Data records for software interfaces
──────

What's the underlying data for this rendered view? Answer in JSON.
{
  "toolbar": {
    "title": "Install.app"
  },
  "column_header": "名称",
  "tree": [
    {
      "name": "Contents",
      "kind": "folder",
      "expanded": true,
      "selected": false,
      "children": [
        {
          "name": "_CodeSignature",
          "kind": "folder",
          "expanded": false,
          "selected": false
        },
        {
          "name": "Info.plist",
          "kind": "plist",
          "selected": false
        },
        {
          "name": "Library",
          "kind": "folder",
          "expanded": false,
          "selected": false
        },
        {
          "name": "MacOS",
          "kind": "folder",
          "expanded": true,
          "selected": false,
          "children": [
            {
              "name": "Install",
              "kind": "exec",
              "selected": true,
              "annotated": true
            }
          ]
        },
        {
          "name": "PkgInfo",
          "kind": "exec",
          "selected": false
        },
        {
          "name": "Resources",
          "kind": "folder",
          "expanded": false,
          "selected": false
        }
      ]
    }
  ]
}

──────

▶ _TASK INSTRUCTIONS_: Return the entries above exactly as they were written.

▶ _TASK ANSWER_:
What's the underlying data for this rendered view? Answer in JSON.
{
  "toolbar": {
    "title": "Install.app"
  },
  "column_header": "名称",
  "tree": [
    {
      "name": "Contents",
      "kind": "folder",
      "expanded": true,
      "selected": false,
      "children": [
        {
          "name": "_CodeSignature",
          "kind": "folder",
          "expanded": false,
          "selected": false
        },
        {
          "name": "Info.plist",
          "kind": "plist",
          "selected": false
        },
        {
          "name": "Library",
          "kind": "folder",
          "expanded": false,
          "selected": false
        },
        {
          "name": "MacOS",
          "kind": "folder",
          "expanded": true,
          "selected": false,
          "children": [
            {
              "name": "Install",
              "kind": "exec",
              "selected": true,
              "annotated": true
            }
          ]
        },
        {
          "name": "PkgInfo",
          "kind": "exec",
          "selected": false
        },
        {
          "name": "Resources",
          "kind": "folder",
          "expanded": false,
          "selected": false
        }
      ]
    }
  ]
}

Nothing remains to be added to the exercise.